Assignment
Reproduce the entries exactly and omit the pictures.

Saved data entries
========
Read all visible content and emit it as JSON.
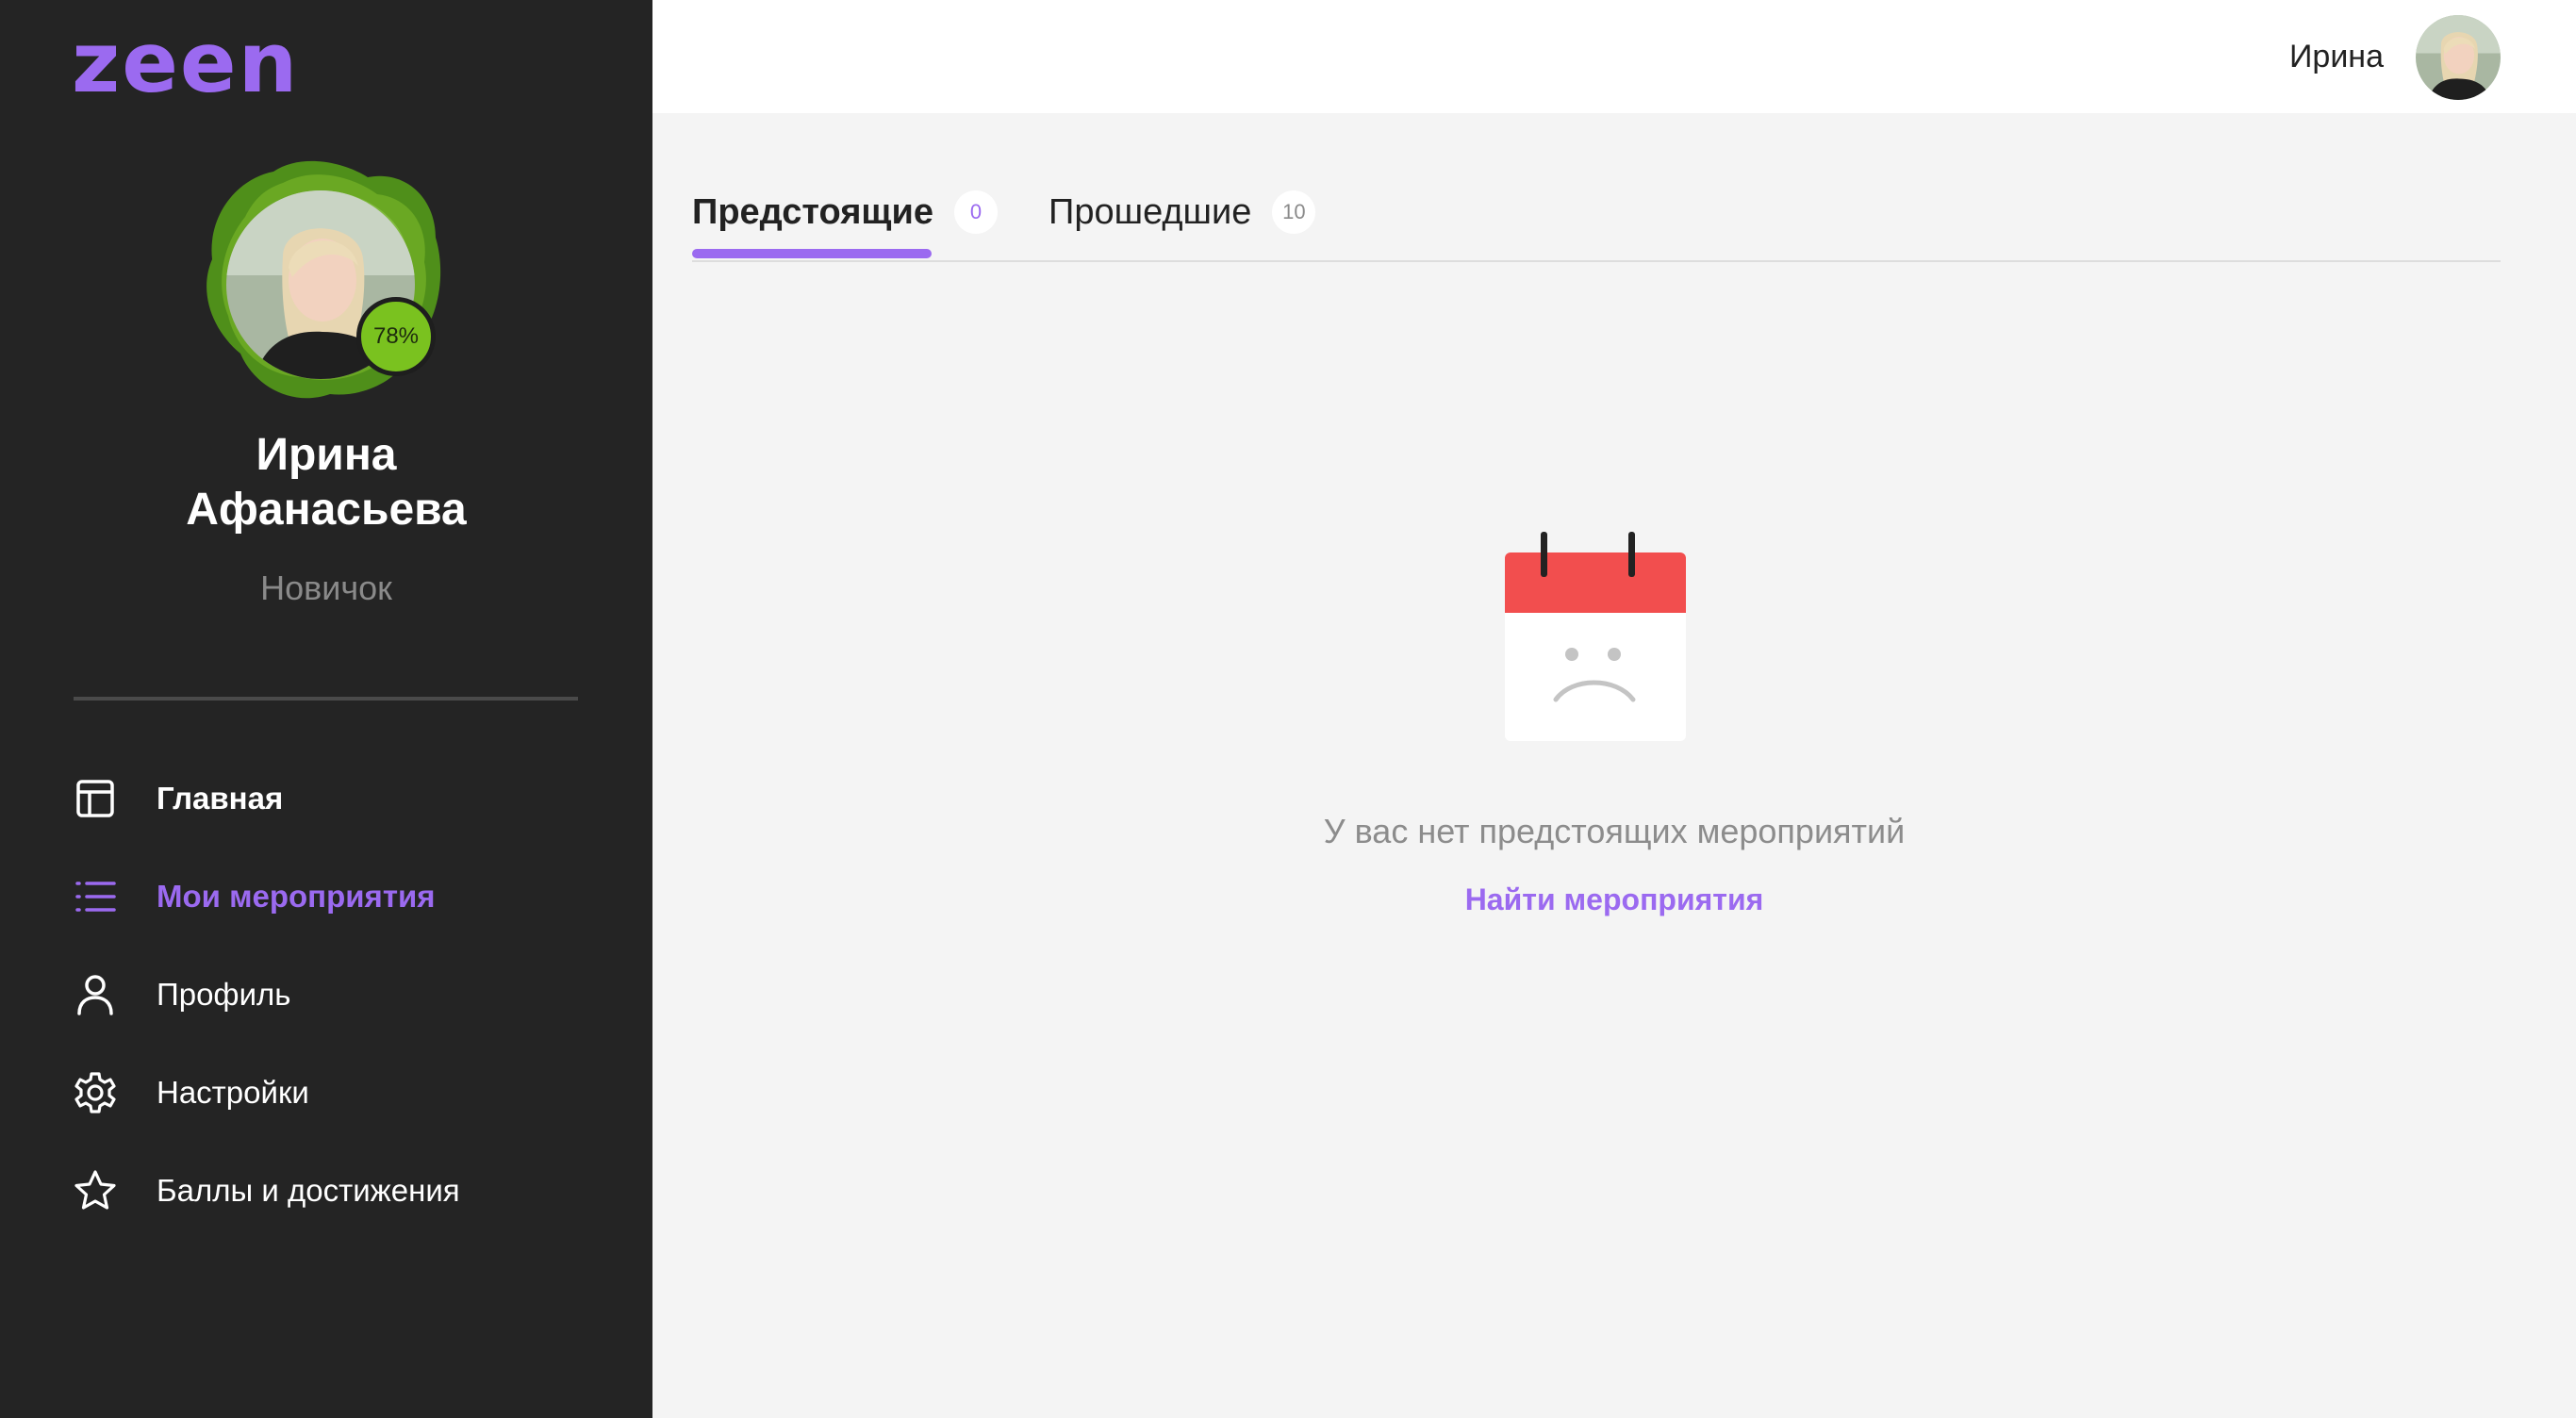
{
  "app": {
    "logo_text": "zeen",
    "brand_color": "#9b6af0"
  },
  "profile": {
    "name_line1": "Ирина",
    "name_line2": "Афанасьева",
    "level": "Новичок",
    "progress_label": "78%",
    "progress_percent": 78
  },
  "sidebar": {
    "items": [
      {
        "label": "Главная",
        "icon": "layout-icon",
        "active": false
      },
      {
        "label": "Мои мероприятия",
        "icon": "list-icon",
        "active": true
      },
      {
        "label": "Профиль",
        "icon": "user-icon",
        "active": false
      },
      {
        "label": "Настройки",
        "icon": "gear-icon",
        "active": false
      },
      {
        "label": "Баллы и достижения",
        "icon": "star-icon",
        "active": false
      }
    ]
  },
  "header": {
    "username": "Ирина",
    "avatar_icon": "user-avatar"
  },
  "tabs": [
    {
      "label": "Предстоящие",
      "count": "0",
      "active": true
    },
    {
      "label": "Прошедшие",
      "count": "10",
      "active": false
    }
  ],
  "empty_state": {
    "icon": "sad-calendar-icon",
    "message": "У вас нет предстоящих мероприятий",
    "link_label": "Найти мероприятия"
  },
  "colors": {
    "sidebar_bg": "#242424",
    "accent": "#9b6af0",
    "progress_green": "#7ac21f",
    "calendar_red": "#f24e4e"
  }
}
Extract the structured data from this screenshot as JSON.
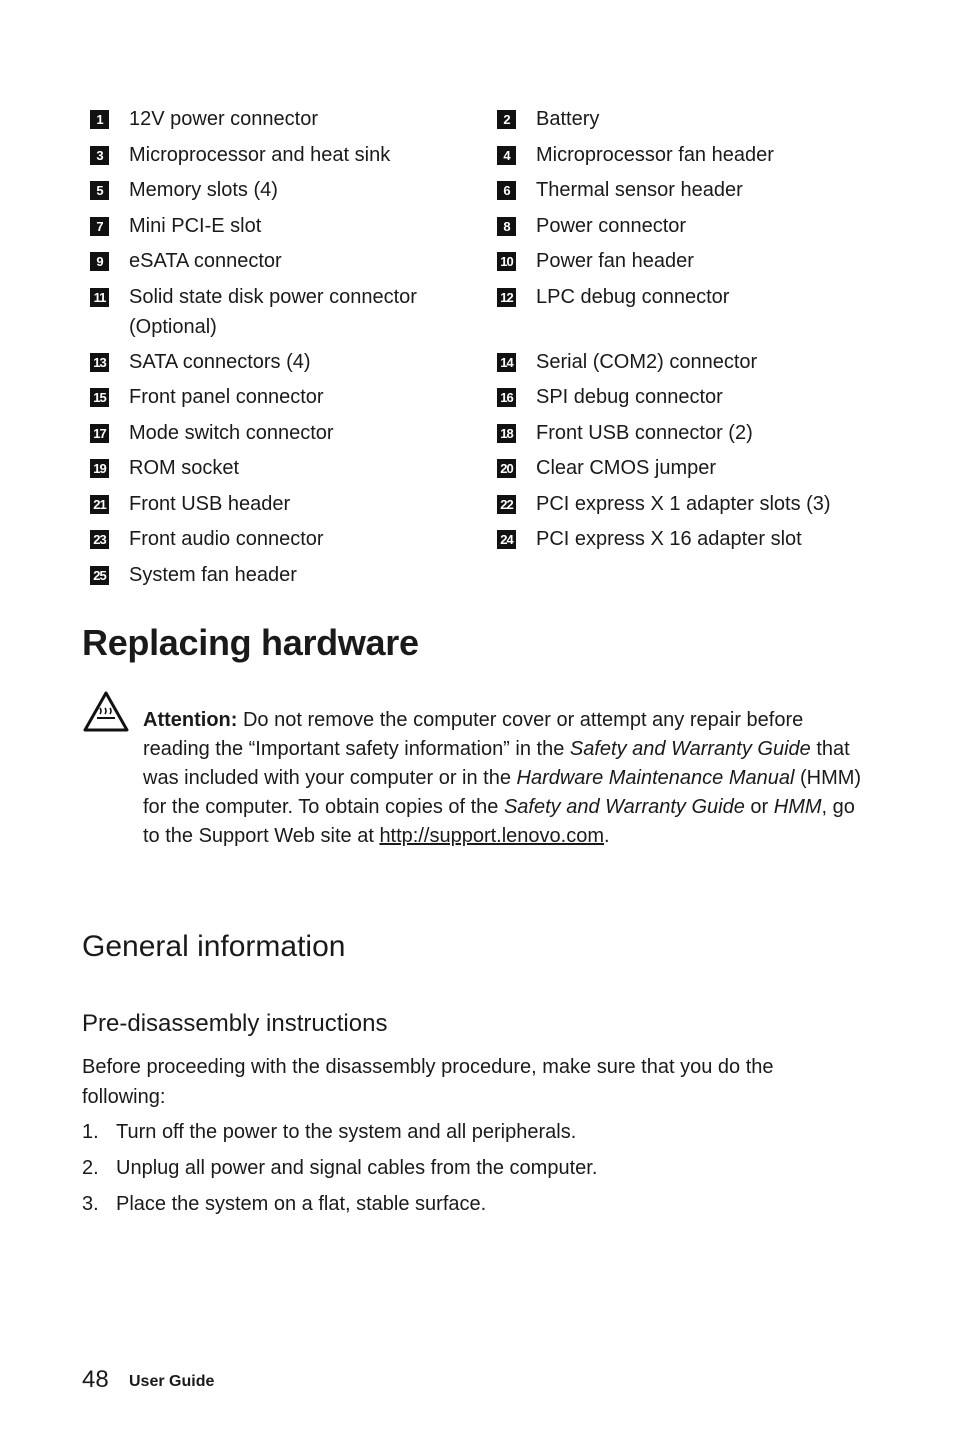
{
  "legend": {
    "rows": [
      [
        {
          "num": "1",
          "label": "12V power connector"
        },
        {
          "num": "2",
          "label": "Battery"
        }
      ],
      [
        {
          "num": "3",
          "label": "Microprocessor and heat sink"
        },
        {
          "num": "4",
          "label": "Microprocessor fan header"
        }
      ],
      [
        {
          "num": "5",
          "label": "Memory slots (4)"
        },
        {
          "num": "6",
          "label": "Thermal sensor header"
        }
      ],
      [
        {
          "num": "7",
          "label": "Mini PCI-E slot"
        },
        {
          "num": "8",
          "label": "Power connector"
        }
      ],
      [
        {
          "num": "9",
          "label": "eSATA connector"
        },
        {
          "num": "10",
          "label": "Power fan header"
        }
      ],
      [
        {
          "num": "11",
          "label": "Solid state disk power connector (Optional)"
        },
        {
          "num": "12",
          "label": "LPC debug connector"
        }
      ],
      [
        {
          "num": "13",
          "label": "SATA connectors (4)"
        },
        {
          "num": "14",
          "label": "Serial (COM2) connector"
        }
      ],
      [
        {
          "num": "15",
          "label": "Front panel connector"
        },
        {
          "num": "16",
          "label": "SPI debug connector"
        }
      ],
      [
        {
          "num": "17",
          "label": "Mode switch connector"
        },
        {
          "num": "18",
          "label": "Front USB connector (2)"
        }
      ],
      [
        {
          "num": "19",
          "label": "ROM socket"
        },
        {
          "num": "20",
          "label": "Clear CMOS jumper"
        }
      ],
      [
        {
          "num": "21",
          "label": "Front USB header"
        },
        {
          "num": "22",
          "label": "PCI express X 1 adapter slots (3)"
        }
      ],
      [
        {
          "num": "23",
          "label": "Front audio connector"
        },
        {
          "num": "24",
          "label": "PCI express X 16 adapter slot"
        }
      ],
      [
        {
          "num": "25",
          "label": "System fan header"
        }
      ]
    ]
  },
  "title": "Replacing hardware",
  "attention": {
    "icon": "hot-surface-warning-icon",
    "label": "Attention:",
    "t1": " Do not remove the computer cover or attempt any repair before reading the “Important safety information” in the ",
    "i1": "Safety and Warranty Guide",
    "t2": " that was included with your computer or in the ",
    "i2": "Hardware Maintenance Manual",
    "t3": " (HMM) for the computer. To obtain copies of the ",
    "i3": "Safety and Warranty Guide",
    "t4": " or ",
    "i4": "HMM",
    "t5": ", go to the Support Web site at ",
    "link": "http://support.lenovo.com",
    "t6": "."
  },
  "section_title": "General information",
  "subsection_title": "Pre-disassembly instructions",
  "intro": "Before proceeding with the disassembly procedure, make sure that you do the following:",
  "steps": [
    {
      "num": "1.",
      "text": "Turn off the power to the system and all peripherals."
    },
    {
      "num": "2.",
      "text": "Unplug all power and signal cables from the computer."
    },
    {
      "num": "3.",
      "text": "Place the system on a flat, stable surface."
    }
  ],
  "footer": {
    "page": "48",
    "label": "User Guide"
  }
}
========
Written answer
Read all visible content and emit it as JSON.
{
  "app": {
    "logo_text": "zeen",
    "brand_color": "#9b6af0"
  },
  "profile": {
    "name_line1": "Ирина",
    "name_line2": "Афанасьева",
    "level": "Новичок",
    "progress_label": "78%",
    "progress_percent": 78
  },
  "sidebar": {
    "items": [
      {
        "label": "Главная",
        "icon": "layout-icon",
        "active": false
      },
      {
        "label": "Мои мероприятия",
        "icon": "list-icon",
        "active": true
      },
      {
        "label": "Профиль",
        "icon": "user-icon",
        "active": false
      },
      {
        "label": "Настройки",
        "icon": "gear-icon",
        "active": false
      },
      {
        "label": "Баллы и достижения",
        "icon": "star-icon",
        "active": false
      }
    ]
  },
  "header": {
    "username": "Ирина",
    "avatar_icon": "user-avatar"
  },
  "tabs": [
    {
      "label": "Предстоящие",
      "count": "0",
      "active": true
    },
    {
      "label": "Прошедшие",
      "count": "10",
      "active": false
    }
  ],
  "empty_state": {
    "icon": "sad-calendar-icon",
    "message": "У вас нет предстоящих мероприятий",
    "link_label": "Найти мероприятия"
  },
  "colors": {
    "sidebar_bg": "#242424",
    "accent": "#9b6af0",
    "progress_green": "#7ac21f",
    "calendar_red": "#f24e4e"
  }
}
Extract the structured data from this screenshot as JSON.
{
  "legend": {
    "rows": [
      [
        {
          "num": "1",
          "label": "12V power connector"
        },
        {
          "num": "2",
          "label": "Battery"
        }
      ],
      [
        {
          "num": "3",
          "label": "Microprocessor and heat sink"
        },
        {
          "num": "4",
          "label": "Microprocessor fan header"
        }
      ],
      [
        {
          "num": "5",
          "label": "Memory slots (4)"
        },
        {
          "num": "6",
          "label": "Thermal sensor header"
        }
      ],
      [
        {
          "num": "7",
          "label": "Mini PCI-E slot"
        },
        {
          "num": "8",
          "label": "Power connector"
        }
      ],
      [
        {
          "num": "9",
          "label": "eSATA connector"
        },
        {
          "num": "10",
          "label": "Power fan header"
        }
      ],
      [
        {
          "num": "11",
          "label": "Solid state disk power connector (Optional)"
        },
        {
          "num": "12",
          "label": "LPC debug connector"
        }
      ],
      [
        {
          "num": "13",
          "label": "SATA connectors (4)"
        },
        {
          "num": "14",
          "label": "Serial (COM2) connector"
        }
      ],
      [
        {
          "num": "15",
          "label": "Front panel connector"
        },
        {
          "num": "16",
          "label": "SPI debug connector"
        }
      ],
      [
        {
          "num": "17",
          "label": "Mode switch connector"
        },
        {
          "num": "18",
          "label": "Front USB connector (2)"
        }
      ],
      [
        {
          "num": "19",
          "label": "ROM socket"
        },
        {
          "num": "20",
          "label": "Clear CMOS jumper"
        }
      ],
      [
        {
          "num": "21",
          "label": "Front USB header"
        },
        {
          "num": "22",
          "label": "PCI express X 1 adapter slots (3)"
        }
      ],
      [
        {
          "num": "23",
          "label": "Front audio connector"
        },
        {
          "num": "24",
          "label": "PCI express X 16 adapter slot"
        }
      ],
      [
        {
          "num": "25",
          "label": "System fan header"
        }
      ]
    ]
  },
  "title": "Replacing hardware",
  "attention": {
    "icon": "hot-surface-warning-icon",
    "label": "Attention:",
    "t1": " Do not remove the computer cover or attempt any repair before reading the “Important safety information” in the ",
    "i1": "Safety and Warranty Guide",
    "t2": " that was included with your computer or in the ",
    "i2": "Hardware Maintenance Manual",
    "t3": " (HMM) for the computer. To obtain copies of the ",
    "i3": "Safety and Warranty Guide",
    "t4": " or ",
    "i4": "HMM",
    "t5": ", go to the Support Web site at ",
    "link": "http://support.lenovo.com",
    "t6": "."
  },
  "section_title": "General information",
  "subsection_title": "Pre-disassembly instructions",
  "intro": "Before proceeding with the disassembly procedure, make sure that you do the following:",
  "steps": [
    {
      "num": "1.",
      "text": "Turn off the power to the system and all peripherals."
    },
    {
      "num": "2.",
      "text": "Unplug all power and signal cables from the computer."
    },
    {
      "num": "3.",
      "text": "Place the system on a flat, stable surface."
    }
  ],
  "footer": {
    "page": "48",
    "label": "User Guide"
  }
}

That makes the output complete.